The newspaper found that half or more of the graduates of some schools earn less than a C average in their first year of college.
Raymund Paredes, Texas' higher education commissioner, told the newspaper that many students are "stunned" when they get to college.
While students at low-performing schools struggle, graduates of top schools don't necessarily fare better.
The newspaper found that five of the 12 students who graduated from Dallas' School for the Talented & Gifted in 2007 and went on to a four-year college earned less than a C average.
Alice Black, executive principal of Yvonne A. Ewell Townview Center, which includes TAG, said students get used to the closeness of their high school and then have to adjust to a new, big world.
"Once they go off to college, they're not the smart kid anymore," she told the newspaper.
Mary Hendrix, vice president for student access and success, told the newspaper that many students don't learn how to meet deadlines or take major exams because high schools focus on standardized tests.

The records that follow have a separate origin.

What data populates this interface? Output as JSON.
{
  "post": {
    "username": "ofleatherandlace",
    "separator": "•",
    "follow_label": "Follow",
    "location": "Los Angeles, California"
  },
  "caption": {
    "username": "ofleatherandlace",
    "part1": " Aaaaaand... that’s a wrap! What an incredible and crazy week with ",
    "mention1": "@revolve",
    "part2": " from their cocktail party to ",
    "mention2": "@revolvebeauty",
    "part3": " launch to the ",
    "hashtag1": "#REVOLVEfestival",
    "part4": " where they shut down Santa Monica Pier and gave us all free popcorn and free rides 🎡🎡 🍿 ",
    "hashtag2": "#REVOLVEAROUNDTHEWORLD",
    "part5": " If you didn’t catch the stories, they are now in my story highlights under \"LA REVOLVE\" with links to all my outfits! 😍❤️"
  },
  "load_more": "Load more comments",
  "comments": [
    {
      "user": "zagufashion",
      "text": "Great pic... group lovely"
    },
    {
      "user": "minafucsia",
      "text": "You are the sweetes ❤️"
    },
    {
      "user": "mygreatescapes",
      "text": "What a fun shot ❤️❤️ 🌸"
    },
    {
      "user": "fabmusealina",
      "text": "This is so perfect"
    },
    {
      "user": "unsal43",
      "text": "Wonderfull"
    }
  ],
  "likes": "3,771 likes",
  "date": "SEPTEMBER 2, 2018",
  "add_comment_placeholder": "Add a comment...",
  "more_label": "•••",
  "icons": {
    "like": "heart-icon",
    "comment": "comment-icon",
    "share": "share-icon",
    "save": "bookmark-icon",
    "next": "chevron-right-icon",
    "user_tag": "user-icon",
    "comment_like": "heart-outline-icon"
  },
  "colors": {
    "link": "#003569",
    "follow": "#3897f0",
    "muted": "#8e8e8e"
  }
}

Some schools let top students skip final exams, but then they don't have any experience in studying for final exams in college that take place within a couple of days of each other, she said.